Background: For a general overview of the benefits/costs of LLCs v. Corps, I usually forward these two articles to our clients: Choice of Entity and What Type of Entity Should I Form? And if you want a simple argument in favor of C-Corps, try Top Reasons to Choose a C-Corp.
All of the above articles provide very good analyses on the legal and tax nuances of the two entity types, but at the end of the day, the real push for someone to use the LLC form is very simple: a single layer of tax without the handcuffs that S-Corp status places on your equity structure. Corporations have two layers. And the real pull away from it is just as simple: VCs only invest in Corps.

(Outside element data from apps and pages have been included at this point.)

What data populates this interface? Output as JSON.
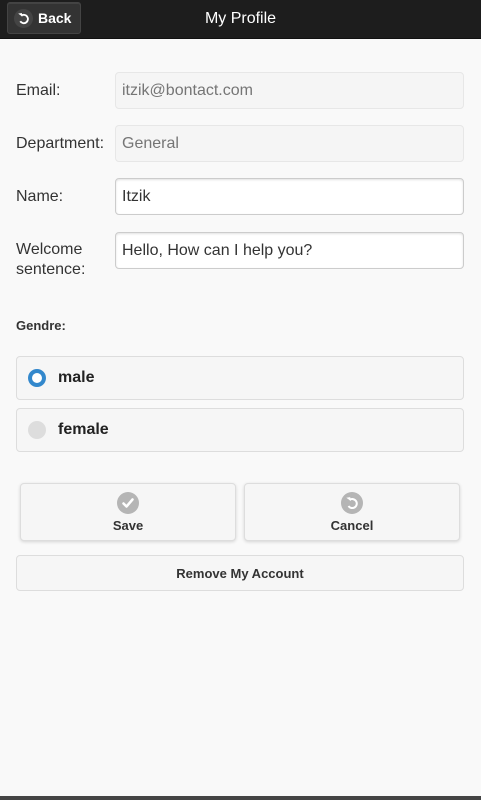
{
  "header": {
    "back_label": "Back",
    "title": "My Profile",
    "back_icon": "undo-arrow-icon",
    "bar_color": "#1d1d1d"
  },
  "form": {
    "email": {
      "label": "Email:",
      "placeholder": "itzik@bontact.com",
      "value": ""
    },
    "department": {
      "label": "Department:",
      "placeholder": "General",
      "value": ""
    },
    "name": {
      "label": "Name:",
      "value": "Itzik"
    },
    "welcome": {
      "label_line1": "Welcome",
      "label_line2": "sentence:",
      "value": "Hello, How can I help you?"
    }
  },
  "gender": {
    "label": "Gendre:",
    "options": [
      {
        "label": "male",
        "checked": true
      },
      {
        "label": "female",
        "checked": false
      }
    ],
    "accent_color": "#3388cc"
  },
  "actions": {
    "save_label": "Save",
    "save_icon": "check-icon",
    "cancel_label": "Cancel",
    "cancel_icon": "undo-arrow-icon",
    "remove_label": "Remove My Account"
  }
}
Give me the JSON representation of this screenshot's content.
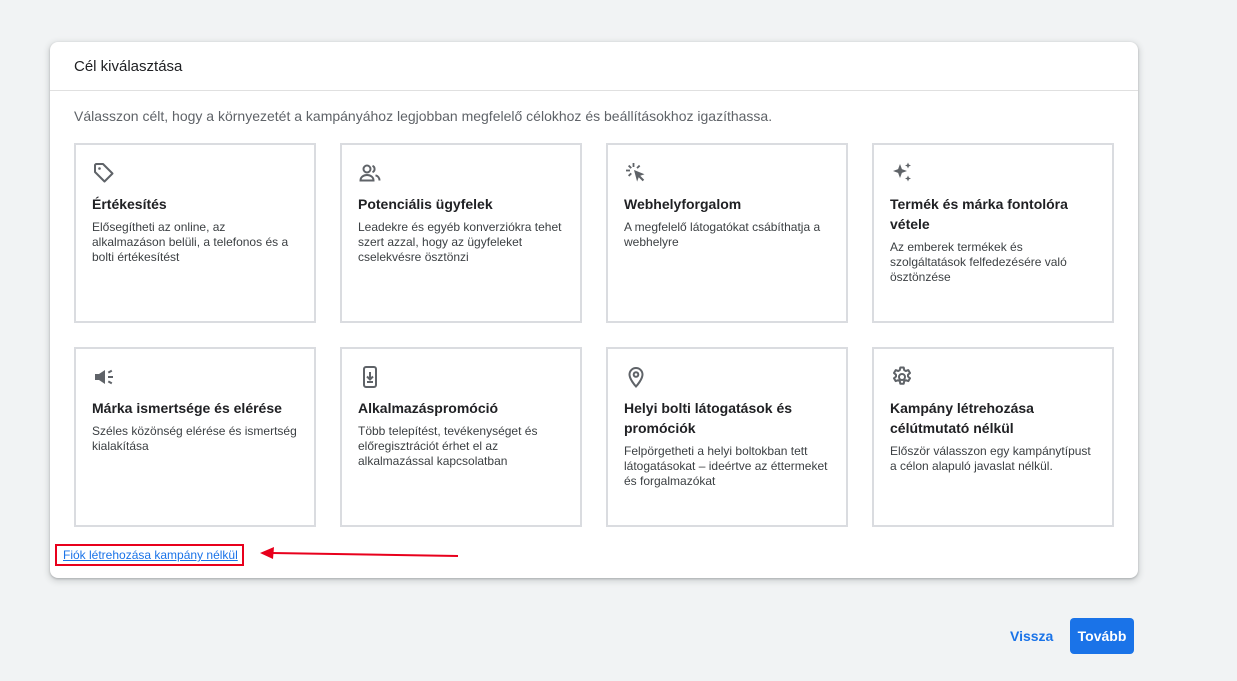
{
  "dialog": {
    "title": "Cél kiválasztása",
    "intro": "Válasszon célt, hogy a környezetét a kampányához legjobban megfelelő célokhoz és beállításokhoz igazíthassa."
  },
  "cards": [
    {
      "icon": "tag-icon",
      "title": "Értékesítés",
      "desc": "Elősegítheti az online, az alkalmazáson belüli, a telefonos és a bolti értékesítést"
    },
    {
      "icon": "people-icon",
      "title": "Potenciális ügyfelek",
      "desc": "Leadekre és egyéb konverziókra tehet szert azzal, hogy az ügyfeleket cselekvésre ösztönzi"
    },
    {
      "icon": "cursor-click-icon",
      "title": "Webhelyforgalom",
      "desc": "A megfelelő látogatókat csábíthatja a webhelyre"
    },
    {
      "icon": "sparkle-icon",
      "title": "Termék és márka fontolóra vétele",
      "desc": "Az emberek termékek és szolgáltatások felfedezésére való ösztönzése"
    },
    {
      "icon": "megaphone-icon",
      "title": "Márka ismertsége és elérése",
      "desc": "Széles közönség elérése és ismertség kialakítása"
    },
    {
      "icon": "phone-download-icon",
      "title": "Alkalmazáspromóció",
      "desc": "Több telepítést, tevékenységet és előregisztrációt érhet el az alkalmazással kapcsolatban"
    },
    {
      "icon": "location-pin-icon",
      "title": "Helyi bolti látogatások és promóciók",
      "desc": "Felpörgetheti a helyi boltokban tett látogatásokat – ideértve az éttermeket és forgalmazókat"
    },
    {
      "icon": "gear-icon",
      "title": "Kampány létrehozása célútmutató nélkül",
      "desc": "Először válasszon egy kampánytípust a célon alapuló javaslat nélkül."
    }
  ],
  "link": {
    "label": "Fiók létrehozása kampány nélkül"
  },
  "actions": {
    "back_label": "Vissza",
    "next_label": "Tovább"
  },
  "colors": {
    "accent": "#1a73e8",
    "highlight": "#e8001c",
    "background": "#f1f3f4"
  }
}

In our practice group, we’ve definitely noticed an uptick in the number of entrepreneurs choosing to start as LLCs from the get-go, notwithstanding the fact that our standard start-up fixed-fee package (quite popular) doesn’t apply to LLCs. This would suggest that something related to the push/pull factors has changed.
The logical explanation for this trend would be unsurprising to anyone who follows the funding environment in the startup ecosystem :

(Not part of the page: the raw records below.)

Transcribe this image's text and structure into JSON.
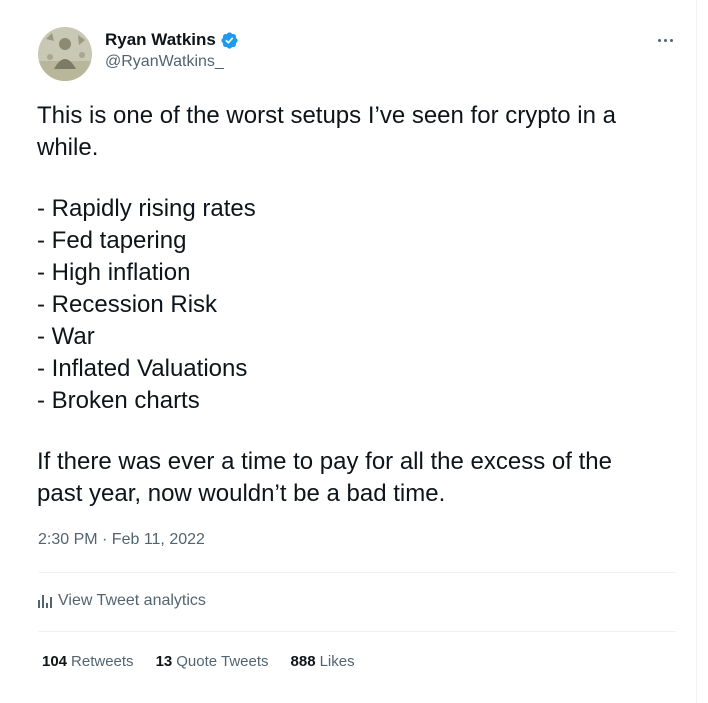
{
  "author": {
    "display_name": "Ryan Watkins",
    "handle": "@RyanWatkins_",
    "verified_icon": "verified-badge-icon",
    "avatar_icon": "avatar"
  },
  "tweet": {
    "lines_p1": [
      "This is one of the worst setups I’ve seen for crypto in a",
      "while."
    ],
    "list": [
      "- Rapidly rising rates",
      "- Fed tapering",
      "- High inflation",
      "- Recession Risk",
      "- War",
      "- Inflated Valuations",
      "- Broken charts"
    ],
    "lines_p3": [
      "If there was ever a time to pay for all the excess of the",
      "past year, now wouldn’t be a bad time."
    ],
    "timestamp": "2:30 PM · Feb 11, 2022"
  },
  "analytics": {
    "label": "View Tweet analytics",
    "icon": "analytics-icon"
  },
  "stats": {
    "retweets_count": "104",
    "retweets_label": "Retweets",
    "quotes_count": "13",
    "quotes_label": "Quote Tweets",
    "likes_count": "888",
    "likes_label": "Likes"
  },
  "colors": {
    "text": "#0f1419",
    "secondary": "#536471",
    "verified": "#1d9bf0",
    "divider": "#eff3f4"
  }
}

- Starting & running a startup keeps getting cheaper
- Bootstrapping is therefore possible for much longer
- Angel investing has become hip, so more early-stage non-VC capital
- Strategic investment in startups from established companies is also on the rise
In a nutshell, these trends allow startups to last for longer periods of time without having to raise money from venture capitalists. Angels and strategic investors are generally not LLC-averse.
If you plan on raising VC money in 6 months after formation, then the tax benefits of an LLC are pretty much null, especially when you factor in the cost of conversion at funding. But for a number of companies who can now expect to operate for years, generate revenue, and even turn a profit well before raising a traditional Series A (if ever), the cost-benefit analysis of LLC v. Corp has changed.
C-Corp is still king, as it still should be for most tech startups, but the LLC is increasingly gaining credibility as well. In the legal field, repetition is the mother of efficiency. As more LLCs are formed, standardized docs will emerge, and the gap in legal costs between forming an LLC v. a C-Corp will continue to shrink.